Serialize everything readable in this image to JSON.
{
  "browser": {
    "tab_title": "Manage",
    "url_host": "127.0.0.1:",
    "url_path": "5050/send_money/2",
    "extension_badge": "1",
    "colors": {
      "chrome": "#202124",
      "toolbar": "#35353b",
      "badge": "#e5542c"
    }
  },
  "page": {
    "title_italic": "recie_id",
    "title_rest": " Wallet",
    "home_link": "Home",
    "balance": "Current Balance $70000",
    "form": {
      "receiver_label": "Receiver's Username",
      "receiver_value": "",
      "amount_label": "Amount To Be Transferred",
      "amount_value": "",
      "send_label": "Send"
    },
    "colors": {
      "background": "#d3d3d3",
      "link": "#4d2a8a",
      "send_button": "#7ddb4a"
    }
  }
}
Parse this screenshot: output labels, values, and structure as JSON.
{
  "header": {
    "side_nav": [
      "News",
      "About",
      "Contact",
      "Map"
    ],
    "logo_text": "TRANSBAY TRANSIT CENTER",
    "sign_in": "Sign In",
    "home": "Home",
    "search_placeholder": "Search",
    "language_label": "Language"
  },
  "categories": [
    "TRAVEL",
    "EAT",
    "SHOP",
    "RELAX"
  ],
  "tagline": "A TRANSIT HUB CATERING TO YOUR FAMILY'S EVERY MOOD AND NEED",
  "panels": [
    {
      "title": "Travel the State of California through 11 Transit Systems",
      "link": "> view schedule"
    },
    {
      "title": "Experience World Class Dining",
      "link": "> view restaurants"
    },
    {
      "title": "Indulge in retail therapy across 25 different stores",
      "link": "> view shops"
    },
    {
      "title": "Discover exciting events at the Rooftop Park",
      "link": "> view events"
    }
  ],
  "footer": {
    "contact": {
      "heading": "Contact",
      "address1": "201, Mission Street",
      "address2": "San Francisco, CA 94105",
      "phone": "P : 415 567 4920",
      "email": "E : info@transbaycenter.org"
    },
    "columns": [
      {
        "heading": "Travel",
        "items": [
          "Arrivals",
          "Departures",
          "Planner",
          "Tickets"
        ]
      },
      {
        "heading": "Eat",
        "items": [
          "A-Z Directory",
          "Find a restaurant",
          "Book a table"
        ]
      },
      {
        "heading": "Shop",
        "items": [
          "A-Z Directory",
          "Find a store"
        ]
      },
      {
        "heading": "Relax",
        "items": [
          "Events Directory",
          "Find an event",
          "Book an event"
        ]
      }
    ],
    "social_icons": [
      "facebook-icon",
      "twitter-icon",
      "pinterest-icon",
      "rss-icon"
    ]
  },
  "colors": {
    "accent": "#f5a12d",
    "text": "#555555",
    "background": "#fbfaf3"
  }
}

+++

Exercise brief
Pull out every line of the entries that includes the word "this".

Solved problem
Serialize everything readable in this image to JSON.
Parse this screenshot: output labels, values, and structure as JSON.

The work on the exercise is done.